» **Task requirements**
Write out every line below that includes the word "Inventor".

[Recorded data]
----

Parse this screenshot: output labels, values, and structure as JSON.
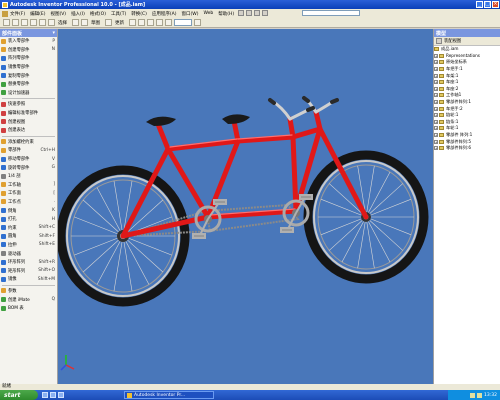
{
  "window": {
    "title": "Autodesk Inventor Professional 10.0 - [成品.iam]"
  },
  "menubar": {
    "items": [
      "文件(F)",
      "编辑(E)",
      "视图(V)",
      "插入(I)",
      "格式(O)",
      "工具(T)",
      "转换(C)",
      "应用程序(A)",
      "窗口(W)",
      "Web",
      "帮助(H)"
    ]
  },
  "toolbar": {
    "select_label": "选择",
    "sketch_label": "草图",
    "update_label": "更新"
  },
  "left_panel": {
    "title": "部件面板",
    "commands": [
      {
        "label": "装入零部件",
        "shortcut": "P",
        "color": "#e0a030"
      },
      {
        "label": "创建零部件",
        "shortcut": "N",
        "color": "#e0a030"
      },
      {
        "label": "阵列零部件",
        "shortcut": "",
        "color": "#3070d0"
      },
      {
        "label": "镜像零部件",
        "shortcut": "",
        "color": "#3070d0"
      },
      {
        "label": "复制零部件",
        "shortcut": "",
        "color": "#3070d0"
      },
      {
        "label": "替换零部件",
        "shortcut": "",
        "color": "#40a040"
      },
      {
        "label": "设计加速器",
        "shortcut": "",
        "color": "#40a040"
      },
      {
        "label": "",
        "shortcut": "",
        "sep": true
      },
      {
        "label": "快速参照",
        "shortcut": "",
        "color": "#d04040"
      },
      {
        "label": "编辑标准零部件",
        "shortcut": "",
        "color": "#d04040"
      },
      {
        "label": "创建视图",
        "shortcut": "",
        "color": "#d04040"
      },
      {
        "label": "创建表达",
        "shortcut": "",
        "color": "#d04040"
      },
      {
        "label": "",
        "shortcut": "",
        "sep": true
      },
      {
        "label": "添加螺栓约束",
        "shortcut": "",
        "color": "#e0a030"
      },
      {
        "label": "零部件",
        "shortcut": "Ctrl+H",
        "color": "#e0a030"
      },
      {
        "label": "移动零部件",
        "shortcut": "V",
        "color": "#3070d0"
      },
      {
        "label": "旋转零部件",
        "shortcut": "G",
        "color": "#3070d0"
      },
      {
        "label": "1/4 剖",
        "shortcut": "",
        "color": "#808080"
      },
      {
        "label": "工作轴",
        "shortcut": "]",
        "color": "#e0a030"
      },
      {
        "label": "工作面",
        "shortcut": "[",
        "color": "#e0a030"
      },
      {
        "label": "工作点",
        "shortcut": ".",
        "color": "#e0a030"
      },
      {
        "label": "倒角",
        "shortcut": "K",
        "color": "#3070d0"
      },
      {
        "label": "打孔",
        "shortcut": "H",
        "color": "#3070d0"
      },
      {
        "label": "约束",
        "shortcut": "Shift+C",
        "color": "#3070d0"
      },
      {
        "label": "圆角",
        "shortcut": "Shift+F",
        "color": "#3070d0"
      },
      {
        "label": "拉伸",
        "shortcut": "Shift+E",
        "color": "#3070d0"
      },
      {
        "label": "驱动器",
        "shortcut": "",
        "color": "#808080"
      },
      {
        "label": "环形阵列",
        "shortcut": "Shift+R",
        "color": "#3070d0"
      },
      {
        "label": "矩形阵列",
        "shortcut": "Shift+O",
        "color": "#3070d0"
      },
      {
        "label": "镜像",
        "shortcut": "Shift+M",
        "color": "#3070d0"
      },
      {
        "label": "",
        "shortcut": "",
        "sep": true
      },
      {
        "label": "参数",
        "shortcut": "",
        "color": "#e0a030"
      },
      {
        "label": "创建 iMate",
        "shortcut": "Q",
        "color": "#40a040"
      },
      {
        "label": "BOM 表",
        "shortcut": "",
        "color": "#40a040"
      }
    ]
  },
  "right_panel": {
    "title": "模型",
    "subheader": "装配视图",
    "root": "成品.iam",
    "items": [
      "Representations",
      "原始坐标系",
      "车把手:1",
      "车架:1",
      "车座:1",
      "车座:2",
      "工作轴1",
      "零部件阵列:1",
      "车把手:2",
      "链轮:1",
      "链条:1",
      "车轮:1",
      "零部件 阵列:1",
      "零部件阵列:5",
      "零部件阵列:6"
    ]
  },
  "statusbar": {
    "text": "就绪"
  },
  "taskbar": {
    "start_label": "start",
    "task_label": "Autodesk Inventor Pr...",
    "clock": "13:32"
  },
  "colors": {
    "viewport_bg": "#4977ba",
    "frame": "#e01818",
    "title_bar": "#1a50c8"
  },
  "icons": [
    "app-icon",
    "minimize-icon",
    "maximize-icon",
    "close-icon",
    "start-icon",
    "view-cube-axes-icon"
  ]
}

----

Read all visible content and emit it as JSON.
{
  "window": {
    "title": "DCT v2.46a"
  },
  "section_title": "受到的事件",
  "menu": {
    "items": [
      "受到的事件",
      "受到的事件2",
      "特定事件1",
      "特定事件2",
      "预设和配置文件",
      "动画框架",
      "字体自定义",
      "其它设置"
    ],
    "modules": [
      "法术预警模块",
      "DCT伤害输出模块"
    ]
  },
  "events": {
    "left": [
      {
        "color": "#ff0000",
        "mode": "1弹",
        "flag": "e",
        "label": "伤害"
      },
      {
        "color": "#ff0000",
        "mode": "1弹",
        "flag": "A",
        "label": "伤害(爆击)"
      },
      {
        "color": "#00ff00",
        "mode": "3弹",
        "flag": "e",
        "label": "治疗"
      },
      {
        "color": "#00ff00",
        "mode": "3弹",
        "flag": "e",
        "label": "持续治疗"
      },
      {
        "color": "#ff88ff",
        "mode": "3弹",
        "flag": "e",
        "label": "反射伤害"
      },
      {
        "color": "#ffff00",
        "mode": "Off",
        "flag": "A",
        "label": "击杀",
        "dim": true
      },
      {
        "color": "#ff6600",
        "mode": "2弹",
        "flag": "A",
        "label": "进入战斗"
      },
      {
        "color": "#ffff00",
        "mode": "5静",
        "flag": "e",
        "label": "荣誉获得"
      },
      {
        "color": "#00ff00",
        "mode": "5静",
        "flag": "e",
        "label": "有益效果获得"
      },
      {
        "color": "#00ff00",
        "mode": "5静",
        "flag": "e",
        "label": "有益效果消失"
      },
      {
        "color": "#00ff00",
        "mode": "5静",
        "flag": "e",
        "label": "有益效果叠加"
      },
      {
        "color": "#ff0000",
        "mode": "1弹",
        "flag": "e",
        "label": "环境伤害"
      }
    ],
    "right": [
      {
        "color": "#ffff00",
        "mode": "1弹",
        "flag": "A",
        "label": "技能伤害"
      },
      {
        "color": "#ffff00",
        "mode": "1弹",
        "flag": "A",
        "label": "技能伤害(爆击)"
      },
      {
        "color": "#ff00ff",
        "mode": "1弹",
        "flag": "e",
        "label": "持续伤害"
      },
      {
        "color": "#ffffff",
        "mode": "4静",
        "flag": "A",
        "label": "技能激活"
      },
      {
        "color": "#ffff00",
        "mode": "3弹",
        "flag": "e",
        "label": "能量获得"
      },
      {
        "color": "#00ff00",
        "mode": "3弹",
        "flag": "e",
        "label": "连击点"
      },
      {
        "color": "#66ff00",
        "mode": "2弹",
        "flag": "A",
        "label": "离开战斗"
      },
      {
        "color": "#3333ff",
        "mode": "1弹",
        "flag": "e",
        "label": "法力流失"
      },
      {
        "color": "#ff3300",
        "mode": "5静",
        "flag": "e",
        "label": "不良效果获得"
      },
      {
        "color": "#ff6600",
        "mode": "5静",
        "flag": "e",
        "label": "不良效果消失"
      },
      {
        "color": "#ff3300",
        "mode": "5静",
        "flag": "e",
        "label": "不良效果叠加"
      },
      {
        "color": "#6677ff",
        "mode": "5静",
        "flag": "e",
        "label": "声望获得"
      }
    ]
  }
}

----

» **Solution to the problem**
    "title": "Autodesk Inventor Professional 10.0 - [成品.iam]"
    "task_label": "Autodesk Inventor Pr...",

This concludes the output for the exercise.